Town documents show that the proposed plan was developed by Holland Consulting Planners along with town staff. Included in the plan are a number of Planning Board meetings, work sessions, a joint workshop with commissioners and development of an interactive website dedicated to the town’s Land Use Plan Update with several opportunities for public involvement.

After a short discussion with confirmation that results from a recent public survey would be made public, a motion to approve the land use citizen action plan passed on a unanimous 5-0 vote.

In other business for the night, commissioners sent options for calculating Workforce Multi-Family Housing Density Bonuses to the Planning Board for additional consideration and approval of resolutions presented by Mayor Sheila Davies.

The first resolution expressed disappointment in the state legislature’s repeal of a ban on plastic bags and a call for increased citizen awareness. The second resolution expressed opposition to any change in the definition for commercial fishing operations and a third resolution was in support of two victim rights bills in the NC General Assembly. All three passed with a unanimous vote of approval.

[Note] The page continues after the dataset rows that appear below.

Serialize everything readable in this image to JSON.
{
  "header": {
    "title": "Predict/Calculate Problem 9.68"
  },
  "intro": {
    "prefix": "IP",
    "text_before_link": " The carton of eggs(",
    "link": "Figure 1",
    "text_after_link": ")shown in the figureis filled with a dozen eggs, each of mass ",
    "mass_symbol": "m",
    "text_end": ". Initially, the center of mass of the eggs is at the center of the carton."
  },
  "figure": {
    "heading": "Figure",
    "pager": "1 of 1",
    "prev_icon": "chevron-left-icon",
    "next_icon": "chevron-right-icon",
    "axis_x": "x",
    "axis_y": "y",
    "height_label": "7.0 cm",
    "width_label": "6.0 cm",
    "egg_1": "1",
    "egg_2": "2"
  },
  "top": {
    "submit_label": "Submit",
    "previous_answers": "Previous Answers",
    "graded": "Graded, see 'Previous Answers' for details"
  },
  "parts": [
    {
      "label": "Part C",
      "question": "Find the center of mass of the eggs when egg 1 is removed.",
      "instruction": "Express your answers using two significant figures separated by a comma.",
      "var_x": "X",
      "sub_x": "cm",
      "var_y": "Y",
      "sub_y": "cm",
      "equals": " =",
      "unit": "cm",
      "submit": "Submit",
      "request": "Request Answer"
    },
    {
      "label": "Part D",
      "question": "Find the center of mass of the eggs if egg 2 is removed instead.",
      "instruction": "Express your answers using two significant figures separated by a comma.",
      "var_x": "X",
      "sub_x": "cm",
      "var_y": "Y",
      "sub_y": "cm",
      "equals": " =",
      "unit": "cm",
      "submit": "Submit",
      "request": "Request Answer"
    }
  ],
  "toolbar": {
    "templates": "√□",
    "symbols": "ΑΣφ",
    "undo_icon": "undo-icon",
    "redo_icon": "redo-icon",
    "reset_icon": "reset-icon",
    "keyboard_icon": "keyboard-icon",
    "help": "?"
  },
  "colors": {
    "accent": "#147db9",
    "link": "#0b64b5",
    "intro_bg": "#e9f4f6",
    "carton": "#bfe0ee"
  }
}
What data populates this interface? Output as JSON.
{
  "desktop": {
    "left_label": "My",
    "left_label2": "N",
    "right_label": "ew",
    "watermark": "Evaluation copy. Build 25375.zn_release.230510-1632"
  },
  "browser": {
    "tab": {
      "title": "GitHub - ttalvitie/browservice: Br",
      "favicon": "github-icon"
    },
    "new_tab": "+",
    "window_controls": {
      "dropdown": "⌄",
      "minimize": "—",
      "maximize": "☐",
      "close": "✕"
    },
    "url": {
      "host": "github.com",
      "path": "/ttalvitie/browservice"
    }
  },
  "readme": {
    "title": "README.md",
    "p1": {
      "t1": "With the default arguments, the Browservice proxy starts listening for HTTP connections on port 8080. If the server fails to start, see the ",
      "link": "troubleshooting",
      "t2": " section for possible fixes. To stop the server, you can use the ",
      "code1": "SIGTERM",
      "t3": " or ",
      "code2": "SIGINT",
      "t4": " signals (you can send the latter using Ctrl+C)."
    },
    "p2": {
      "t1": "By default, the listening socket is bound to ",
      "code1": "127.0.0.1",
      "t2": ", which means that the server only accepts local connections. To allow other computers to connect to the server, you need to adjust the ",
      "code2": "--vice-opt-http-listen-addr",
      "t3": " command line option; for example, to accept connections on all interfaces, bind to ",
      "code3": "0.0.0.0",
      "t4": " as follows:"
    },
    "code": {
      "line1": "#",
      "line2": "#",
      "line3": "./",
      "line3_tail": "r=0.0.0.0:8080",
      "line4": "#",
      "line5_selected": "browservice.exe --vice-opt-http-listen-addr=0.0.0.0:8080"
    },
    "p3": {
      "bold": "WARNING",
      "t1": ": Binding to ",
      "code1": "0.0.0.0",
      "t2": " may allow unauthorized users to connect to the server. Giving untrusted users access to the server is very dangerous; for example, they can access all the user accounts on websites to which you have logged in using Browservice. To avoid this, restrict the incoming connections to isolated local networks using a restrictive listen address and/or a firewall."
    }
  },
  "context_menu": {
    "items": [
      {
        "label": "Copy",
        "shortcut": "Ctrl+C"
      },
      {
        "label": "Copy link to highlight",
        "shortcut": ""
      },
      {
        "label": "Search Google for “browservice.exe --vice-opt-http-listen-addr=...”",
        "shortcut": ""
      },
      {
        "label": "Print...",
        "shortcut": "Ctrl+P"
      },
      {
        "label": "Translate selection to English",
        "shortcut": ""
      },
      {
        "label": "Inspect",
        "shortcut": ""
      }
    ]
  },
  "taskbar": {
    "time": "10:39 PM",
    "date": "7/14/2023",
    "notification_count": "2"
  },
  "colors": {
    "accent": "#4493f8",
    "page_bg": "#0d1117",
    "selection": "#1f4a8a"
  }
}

There was also a brief discussion on the announcement that off shore waters are again open for oil and gas exploration. The only North Carolina hearing on the issue is set for February 26 in Raleigh. A number of people are planning to attend and a bus has been chartered with tickets for those interested in attending for a show of support available at $10 each.

The next scheduled commissioner meeting is Monday, March 13, at 5:30 p.m. in the Administration Building Meeting Room at 102 Town Hall Drive and is open to the public.